WORK ITEM:
Each line of the data below holding the word "true" must be copied.

Recorded data:
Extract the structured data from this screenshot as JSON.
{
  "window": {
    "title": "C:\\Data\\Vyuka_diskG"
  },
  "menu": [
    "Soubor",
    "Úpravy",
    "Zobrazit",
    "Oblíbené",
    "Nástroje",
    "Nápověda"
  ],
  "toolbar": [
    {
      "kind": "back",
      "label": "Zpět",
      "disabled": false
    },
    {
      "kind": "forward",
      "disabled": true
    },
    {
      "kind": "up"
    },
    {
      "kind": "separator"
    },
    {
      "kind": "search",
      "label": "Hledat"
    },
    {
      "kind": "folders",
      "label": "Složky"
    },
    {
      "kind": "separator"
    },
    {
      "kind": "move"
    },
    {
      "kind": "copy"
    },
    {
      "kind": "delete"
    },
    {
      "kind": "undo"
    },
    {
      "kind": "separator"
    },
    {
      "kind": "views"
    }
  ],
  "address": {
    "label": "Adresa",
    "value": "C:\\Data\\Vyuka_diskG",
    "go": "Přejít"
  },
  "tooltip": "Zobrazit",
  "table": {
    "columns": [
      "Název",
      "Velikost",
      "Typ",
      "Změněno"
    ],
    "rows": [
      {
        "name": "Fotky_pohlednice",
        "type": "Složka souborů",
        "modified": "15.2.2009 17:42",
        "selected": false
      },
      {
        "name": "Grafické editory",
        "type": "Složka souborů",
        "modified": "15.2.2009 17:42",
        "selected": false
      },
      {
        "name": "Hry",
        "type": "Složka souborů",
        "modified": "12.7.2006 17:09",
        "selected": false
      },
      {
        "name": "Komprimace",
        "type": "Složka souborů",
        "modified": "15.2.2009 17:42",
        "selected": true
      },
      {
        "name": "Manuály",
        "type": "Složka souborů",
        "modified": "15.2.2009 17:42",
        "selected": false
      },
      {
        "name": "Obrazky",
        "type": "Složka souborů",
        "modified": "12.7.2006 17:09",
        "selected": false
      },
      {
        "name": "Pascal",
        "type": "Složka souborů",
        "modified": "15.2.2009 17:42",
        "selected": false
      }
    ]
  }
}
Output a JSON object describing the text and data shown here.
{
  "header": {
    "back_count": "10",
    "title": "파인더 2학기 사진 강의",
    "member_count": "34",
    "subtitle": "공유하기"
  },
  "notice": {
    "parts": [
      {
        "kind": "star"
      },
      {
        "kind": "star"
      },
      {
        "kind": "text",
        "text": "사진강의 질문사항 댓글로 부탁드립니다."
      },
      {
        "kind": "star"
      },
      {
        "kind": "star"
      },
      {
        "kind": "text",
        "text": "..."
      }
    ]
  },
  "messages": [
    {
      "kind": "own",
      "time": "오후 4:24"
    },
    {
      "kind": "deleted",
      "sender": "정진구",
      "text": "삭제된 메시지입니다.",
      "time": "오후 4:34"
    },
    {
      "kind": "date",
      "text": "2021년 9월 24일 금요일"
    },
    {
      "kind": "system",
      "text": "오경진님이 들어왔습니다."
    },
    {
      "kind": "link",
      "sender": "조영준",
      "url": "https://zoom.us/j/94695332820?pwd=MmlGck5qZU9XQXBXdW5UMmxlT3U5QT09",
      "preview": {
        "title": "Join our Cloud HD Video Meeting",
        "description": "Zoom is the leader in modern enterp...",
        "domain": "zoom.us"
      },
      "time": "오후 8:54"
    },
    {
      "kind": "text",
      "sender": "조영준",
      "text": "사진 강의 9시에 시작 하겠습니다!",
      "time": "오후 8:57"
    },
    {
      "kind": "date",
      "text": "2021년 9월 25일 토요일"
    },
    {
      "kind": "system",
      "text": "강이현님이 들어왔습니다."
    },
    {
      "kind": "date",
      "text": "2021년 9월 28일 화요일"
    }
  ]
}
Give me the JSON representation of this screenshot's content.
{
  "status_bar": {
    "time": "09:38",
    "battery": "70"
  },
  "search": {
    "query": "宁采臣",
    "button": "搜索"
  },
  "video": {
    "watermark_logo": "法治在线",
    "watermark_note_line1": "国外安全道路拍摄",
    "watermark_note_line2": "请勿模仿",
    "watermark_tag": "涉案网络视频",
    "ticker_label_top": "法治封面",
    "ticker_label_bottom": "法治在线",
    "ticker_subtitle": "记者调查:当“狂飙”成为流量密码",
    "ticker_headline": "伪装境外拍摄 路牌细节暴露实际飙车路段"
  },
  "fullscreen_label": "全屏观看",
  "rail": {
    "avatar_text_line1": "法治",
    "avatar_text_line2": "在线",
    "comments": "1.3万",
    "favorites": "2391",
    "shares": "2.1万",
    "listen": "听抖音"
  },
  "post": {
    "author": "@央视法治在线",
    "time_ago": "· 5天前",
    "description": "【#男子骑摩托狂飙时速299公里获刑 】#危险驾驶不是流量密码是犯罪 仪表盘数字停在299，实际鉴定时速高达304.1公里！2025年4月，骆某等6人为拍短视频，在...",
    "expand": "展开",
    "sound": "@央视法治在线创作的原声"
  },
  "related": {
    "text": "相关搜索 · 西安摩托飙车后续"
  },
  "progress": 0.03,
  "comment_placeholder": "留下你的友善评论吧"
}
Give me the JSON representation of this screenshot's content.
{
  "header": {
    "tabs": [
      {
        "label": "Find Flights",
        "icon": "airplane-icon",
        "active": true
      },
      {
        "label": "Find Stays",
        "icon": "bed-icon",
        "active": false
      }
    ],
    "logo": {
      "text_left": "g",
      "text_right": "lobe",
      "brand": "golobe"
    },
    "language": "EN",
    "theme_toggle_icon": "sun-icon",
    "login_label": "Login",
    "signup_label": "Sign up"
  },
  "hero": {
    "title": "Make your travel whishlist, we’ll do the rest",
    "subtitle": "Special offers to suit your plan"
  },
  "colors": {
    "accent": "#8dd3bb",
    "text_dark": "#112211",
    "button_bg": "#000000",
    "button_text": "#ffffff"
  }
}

REPLY TO THE EXERCISE:
      "disabled": true
        "selected": true
        "active": true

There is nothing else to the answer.